COLUMBUS, Ohio — The largest city named for Christopher Columbus has called off its observance of the divisive holiday that honors the explorer, making a savvy move to tie the switch to a politically safe demographic: veterans.
Ohio’s capital city, population 860,000, will be open for business Monday after observing Columbus Day probably “for as long as it had been in existence,” said Robin Davis, a spokeswoman for Democratic Mayor Andrew Ginther. City offices will close instead on Veterans Day, which falls on Nov. 12 this year.
Native Americans and allied groups have long used Columbus Day to elevate issues of concern to them. That includes a peaceful protest of prayers, speeches and traditional singing in 2016 at Columbus City Hall — underneath the statue of the explorer that sits out front — to protest the Dakota Access Pipeline.
The decision to stop observing the holiday was not triggered by the national movement to abolish Columbus Day in favor of Indigenous Peoples Day as a way of recognizing victims of colonialism, Davis said.
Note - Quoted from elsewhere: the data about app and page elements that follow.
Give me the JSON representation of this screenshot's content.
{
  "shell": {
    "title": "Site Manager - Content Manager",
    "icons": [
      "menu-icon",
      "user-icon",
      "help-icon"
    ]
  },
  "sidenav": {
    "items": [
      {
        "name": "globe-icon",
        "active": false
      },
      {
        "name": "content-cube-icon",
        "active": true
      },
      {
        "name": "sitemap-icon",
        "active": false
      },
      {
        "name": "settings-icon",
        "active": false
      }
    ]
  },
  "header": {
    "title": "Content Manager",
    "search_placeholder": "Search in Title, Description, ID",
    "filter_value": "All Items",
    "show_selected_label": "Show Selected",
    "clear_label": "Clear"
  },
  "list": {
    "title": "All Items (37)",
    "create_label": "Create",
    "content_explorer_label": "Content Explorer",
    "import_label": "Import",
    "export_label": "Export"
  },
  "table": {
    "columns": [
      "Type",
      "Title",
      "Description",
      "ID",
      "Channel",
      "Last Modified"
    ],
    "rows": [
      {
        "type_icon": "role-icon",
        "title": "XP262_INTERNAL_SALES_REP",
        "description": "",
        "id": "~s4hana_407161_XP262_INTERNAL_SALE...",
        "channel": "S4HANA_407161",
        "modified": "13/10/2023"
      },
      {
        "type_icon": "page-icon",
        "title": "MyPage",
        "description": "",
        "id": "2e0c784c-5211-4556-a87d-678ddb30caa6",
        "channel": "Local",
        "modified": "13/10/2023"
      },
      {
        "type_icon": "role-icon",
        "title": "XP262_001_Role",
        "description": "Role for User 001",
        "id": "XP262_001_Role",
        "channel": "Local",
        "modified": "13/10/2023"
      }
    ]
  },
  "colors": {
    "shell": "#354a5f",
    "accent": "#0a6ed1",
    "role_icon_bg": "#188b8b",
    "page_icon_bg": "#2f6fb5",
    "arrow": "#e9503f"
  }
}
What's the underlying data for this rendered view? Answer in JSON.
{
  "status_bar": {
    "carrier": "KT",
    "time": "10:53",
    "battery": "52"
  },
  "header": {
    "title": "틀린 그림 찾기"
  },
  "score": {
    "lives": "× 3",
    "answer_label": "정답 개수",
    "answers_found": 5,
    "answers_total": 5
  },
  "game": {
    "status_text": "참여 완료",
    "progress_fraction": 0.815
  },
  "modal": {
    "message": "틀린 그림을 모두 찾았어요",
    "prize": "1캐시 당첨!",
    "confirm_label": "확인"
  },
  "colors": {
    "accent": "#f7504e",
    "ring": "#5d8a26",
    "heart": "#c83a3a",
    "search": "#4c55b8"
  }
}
Columbus Day marks the Italian explorer’s arrival in the Americas on Oct. 12, 1492.
“We have a number of veterans who work for the city, and there are so many here in Columbus,” Davis said. “We thought it was important to honor them with that day off.” And, she said, the city doesn’t have the budget to give its 8,500 employees both days off, she said.